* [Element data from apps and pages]
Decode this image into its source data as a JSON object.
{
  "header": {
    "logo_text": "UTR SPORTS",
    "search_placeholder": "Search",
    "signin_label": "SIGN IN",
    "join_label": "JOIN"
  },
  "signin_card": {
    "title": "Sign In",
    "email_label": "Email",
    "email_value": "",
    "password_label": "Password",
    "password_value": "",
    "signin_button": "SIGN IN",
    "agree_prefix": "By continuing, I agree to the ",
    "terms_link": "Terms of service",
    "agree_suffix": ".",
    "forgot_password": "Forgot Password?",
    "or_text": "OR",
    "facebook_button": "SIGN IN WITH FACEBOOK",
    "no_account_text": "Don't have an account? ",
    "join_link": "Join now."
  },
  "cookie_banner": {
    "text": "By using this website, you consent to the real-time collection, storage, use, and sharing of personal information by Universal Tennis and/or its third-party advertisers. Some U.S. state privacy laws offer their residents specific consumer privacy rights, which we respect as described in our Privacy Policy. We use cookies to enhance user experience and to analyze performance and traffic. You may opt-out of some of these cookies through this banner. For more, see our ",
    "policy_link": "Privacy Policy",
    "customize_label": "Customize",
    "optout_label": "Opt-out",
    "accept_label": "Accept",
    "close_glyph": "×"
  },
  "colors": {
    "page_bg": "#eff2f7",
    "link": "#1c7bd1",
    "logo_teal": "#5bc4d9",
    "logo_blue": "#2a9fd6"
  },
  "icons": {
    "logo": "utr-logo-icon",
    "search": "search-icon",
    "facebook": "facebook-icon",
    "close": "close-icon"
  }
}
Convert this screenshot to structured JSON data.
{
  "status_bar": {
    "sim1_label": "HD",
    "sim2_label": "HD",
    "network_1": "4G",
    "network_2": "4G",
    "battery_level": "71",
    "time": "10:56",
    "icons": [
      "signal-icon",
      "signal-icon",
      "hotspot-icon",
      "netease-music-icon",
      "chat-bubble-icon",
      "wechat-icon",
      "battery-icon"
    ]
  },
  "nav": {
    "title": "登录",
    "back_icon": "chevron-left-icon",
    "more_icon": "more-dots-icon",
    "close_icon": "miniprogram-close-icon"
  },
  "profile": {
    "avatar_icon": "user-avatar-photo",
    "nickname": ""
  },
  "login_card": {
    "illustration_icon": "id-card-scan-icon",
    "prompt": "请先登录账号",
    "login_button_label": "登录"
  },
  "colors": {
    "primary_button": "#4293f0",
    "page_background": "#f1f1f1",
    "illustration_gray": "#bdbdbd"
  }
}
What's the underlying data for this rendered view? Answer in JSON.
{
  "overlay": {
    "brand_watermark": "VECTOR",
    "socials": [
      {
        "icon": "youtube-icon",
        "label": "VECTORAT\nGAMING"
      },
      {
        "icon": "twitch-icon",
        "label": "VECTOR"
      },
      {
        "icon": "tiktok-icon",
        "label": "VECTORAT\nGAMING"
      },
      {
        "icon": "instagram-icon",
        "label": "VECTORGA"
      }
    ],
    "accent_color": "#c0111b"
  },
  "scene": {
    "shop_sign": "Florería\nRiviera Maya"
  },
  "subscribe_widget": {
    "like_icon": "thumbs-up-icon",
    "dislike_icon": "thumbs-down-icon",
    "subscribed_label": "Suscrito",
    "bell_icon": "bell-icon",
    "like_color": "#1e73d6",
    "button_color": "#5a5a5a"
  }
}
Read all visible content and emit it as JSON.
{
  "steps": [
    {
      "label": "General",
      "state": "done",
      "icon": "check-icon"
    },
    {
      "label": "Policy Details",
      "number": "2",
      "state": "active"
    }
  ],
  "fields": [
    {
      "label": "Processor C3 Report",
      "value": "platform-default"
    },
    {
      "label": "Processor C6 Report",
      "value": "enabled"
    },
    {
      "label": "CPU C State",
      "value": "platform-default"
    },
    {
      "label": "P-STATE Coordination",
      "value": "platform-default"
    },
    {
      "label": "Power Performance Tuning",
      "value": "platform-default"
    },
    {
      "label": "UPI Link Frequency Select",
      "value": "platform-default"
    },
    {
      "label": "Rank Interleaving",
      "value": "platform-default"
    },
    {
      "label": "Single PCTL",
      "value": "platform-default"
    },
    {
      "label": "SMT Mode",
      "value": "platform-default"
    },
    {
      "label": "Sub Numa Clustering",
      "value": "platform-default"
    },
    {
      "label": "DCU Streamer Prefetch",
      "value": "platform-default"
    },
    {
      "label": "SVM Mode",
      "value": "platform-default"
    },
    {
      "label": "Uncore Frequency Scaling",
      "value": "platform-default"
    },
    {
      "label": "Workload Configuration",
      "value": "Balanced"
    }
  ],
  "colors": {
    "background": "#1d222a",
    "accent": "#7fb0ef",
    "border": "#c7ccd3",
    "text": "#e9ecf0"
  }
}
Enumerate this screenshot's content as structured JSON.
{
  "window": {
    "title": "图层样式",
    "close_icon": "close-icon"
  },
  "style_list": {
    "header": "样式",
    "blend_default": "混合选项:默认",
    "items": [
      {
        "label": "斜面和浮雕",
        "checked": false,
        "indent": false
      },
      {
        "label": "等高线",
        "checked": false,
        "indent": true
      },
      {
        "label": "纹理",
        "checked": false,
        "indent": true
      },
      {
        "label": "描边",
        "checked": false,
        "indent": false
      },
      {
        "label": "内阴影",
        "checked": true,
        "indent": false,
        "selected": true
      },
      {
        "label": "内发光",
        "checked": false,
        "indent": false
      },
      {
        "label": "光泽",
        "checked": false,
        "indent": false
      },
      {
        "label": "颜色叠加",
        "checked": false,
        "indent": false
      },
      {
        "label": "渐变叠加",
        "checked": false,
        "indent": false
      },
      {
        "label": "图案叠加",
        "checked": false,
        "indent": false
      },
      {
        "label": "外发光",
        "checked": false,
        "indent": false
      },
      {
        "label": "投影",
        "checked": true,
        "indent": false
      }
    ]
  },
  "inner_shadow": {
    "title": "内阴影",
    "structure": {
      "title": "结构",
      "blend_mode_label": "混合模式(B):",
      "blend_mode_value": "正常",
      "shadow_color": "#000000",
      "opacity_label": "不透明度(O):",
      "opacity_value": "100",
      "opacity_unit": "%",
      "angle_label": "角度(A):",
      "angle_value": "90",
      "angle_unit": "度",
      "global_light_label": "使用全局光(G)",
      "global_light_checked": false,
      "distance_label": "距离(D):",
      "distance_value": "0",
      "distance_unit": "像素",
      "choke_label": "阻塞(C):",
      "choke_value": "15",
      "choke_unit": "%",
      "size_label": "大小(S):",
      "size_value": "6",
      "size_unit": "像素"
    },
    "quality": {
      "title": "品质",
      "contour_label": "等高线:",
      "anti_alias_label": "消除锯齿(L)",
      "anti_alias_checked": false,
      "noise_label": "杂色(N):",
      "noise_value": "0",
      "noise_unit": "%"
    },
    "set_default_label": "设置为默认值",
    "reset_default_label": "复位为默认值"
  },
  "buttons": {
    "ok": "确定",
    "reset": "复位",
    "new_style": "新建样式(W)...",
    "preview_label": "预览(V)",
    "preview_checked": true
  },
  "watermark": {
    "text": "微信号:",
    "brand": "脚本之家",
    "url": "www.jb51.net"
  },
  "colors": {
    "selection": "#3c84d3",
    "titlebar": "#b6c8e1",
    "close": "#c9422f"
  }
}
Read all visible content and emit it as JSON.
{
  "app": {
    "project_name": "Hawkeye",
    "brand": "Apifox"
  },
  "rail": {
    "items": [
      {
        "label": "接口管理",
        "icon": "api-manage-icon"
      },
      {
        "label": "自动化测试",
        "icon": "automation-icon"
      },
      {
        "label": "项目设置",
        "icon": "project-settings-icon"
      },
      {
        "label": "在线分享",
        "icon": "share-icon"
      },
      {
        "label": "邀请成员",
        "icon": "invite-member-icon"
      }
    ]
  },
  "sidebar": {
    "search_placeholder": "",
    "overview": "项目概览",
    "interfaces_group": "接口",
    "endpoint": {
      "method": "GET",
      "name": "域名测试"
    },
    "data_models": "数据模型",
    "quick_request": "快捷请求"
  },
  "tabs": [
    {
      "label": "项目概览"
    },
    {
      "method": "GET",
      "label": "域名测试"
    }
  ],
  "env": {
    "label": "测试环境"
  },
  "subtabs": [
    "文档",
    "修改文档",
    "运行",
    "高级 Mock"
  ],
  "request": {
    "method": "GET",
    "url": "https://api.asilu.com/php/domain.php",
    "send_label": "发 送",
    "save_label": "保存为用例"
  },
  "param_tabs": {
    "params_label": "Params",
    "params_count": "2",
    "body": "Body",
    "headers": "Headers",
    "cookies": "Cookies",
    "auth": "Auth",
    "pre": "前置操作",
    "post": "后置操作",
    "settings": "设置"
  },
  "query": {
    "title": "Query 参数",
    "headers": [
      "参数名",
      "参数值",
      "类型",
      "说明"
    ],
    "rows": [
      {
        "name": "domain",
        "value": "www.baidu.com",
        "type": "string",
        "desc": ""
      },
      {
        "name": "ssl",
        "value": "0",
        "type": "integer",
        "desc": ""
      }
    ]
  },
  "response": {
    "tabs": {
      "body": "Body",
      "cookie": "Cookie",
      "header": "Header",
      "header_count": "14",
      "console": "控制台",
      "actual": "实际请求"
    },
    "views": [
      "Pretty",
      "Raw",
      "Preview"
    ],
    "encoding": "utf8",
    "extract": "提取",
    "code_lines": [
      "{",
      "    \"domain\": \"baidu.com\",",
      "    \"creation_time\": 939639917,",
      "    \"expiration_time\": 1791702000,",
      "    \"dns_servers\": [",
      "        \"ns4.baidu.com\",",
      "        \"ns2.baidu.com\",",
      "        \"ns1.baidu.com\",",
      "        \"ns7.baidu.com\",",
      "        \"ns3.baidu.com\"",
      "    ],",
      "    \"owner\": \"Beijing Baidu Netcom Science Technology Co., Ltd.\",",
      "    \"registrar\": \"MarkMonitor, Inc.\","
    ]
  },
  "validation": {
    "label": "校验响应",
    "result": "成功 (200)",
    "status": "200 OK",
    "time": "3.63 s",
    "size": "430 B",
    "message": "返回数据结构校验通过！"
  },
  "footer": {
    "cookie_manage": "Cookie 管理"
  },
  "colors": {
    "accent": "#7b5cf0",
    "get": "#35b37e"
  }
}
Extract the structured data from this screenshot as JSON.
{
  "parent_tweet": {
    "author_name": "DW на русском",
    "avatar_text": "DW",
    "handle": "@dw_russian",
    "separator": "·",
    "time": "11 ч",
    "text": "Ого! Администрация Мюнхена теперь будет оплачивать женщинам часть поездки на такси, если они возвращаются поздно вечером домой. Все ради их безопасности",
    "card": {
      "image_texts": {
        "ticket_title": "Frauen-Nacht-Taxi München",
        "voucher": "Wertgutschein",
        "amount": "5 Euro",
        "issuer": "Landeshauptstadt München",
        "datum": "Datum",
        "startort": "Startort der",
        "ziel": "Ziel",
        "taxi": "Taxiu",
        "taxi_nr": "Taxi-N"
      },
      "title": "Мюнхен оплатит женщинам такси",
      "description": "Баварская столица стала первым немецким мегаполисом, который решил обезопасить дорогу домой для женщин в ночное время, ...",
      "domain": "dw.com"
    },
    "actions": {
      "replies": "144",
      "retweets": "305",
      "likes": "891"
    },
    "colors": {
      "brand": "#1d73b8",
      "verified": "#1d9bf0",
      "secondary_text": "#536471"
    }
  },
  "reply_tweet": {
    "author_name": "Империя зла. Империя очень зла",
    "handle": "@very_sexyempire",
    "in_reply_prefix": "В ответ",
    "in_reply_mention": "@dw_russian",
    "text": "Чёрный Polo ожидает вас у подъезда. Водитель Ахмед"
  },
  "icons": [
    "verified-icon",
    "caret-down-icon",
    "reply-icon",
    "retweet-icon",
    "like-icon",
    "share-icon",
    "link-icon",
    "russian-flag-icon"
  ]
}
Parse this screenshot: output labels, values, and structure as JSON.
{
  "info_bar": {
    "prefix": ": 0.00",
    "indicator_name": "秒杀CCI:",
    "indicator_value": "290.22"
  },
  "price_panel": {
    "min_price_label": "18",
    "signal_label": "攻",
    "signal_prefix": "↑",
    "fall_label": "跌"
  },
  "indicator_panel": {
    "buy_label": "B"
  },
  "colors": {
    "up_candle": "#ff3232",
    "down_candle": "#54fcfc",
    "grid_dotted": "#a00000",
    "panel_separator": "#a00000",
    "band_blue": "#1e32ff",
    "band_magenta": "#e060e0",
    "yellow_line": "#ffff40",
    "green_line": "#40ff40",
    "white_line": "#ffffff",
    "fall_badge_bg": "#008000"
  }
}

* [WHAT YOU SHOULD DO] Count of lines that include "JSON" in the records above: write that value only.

* [RESULT] 8